Houses in America are the best value they’ve been in many generations according to a housing analyst I interviewed recently. He enthusiastically reminded me that this is the time investors can “…pay below-market prices as banks try to unload properties.” This is a reality in every region of the country right now. My own research confirms that finally housing prices are bottoming or have bottomed in the U.S. The real estate market and inventory are finally beginning to stabilize. Banks are getting their real estate off their books at prices we haven’t seen in many years.
Two Great Opportunities Dawn at the Same Time

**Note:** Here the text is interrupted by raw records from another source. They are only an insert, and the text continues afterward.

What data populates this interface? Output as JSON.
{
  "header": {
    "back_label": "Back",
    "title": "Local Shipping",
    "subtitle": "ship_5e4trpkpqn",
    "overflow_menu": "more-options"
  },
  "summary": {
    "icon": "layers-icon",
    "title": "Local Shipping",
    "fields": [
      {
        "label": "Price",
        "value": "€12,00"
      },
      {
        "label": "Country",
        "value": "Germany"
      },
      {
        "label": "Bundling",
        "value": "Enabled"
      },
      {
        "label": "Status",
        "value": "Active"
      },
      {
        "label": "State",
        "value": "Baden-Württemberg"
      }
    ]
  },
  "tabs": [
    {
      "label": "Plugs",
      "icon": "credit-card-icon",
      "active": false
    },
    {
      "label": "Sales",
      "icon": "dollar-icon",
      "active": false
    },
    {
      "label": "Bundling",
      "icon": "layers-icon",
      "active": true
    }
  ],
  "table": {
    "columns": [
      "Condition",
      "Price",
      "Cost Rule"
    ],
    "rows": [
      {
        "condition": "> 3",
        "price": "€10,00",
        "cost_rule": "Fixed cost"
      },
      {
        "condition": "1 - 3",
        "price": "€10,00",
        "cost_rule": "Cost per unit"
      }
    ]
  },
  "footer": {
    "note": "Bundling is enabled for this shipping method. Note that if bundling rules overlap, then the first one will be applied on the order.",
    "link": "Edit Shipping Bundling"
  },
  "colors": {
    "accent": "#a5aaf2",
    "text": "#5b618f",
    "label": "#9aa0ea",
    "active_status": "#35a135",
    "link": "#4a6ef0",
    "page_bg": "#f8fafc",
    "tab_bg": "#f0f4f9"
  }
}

The first one is almost a no-brainer. Buy as many houses as you can afford for cash or mostly cash in areas that residents want to live. Clean them up and turn them over to a property manager to find qualified tenants. Even if the owner-landlord breaks even each month (or has an insignificant negative cash flow) there’s a very good chance that in a few years these rental income properties can be sold for a handsome profit.
The other opportunity has to do with trust deeds. Let me explain. A trust deed (aka deed of trust) is a deed that gives legal title to real property and conveys that title to a trustee (the lender). The trustee holds the title as security for a loan between the borrower and lender. The borrower is referred to as the trustor, while the lender is referred to as the beneficiary of the trust deed. This is how someone with cash to loan can be the bank and earn above-market interest rates that create a dependable monthly income stream.
The first step is to find houses at greatly reduced prices during this extreme buyer’s market. At the same time, you find people who want to own a home but can’t qualify for a loan because of the very stringent criteria that conventional lenders are currently enforcing. There are good people who don’t have the highest credit scores. These people are used to home ownership. They don’t want to live in apartments yet they can’t qualify for bank financing or conventional mortgages to buy a house. So they look for investors to be their bank and they are willing to pay a premium interest rate – one higher than a bank would charge them for the privilege of borrowing the investor’s money. Many of these potential buyer-homeowners have the money for a large down payment, and they’re willing to pay between 1 and 3% higher than the going interest rate on the money they borrow. Trust Deeds are also referred to as Land Contracts and they have many pluses.
The Big Payoff and the Dual Incentives
Your client would begin by finding houses that have been foreclosed or otherwise drastically reduced in price. If they don’t have enough cash they may consider partnering with a close relative or friend. Then help them find the people mentioned above who have enough money to put together a sizeable down-payment but are having a hard time qualifying for a conventional-style loan. You may want to use of a realtor who specializes in putting together these kinds of transactions. The borrower then buys the house with their down payment and the money they borrow from your client. The interest rate on the loan is negotiated, and often is between 5% and 8% in today’s financial environment.
The loan is usually a 5-year, interest only loan. If your client needs their principal back before the 5-year period is over they can sell their loan and trust deed with the help of a Collection Escrow Company described below. The lender holds the first deed of trust, which means that if the borrower defaults on the loan, the trustee (the lender) has the power to foreclose on the property on behalf of the beneficiary [who is also the lender]. In most U.S. states, a deed of trust can contain this special power of sale clause that permits the trustee (your client) to exercise these powers without having to go to court. If that happens, your client gets the property back plus they keep the down payment that the borrower-buyer has forfeited. Then they can resell it to a new buyer.
The dual incentives are that your client earns generous interest on the money loaned and they have the potential of owning property purchased at bargain prices that may appreciate over time. You or a Collection Escrow Company who specializes in processing these loans for investors will screen the borrower-buyers before your client loans them the money so they’re less likely to default.
The rule-of-thumb here contains two main caveats: First, only do this with properties they wouldn’t mind owning (or getting back through foreclosure) and secondly, make sure the borrower puts up a big enough down payment so they are less likely to default on the loan. The companies who specialize in helping investors originate and process these loans are a good source of information for all the details involved in this potentially lucrative transaction.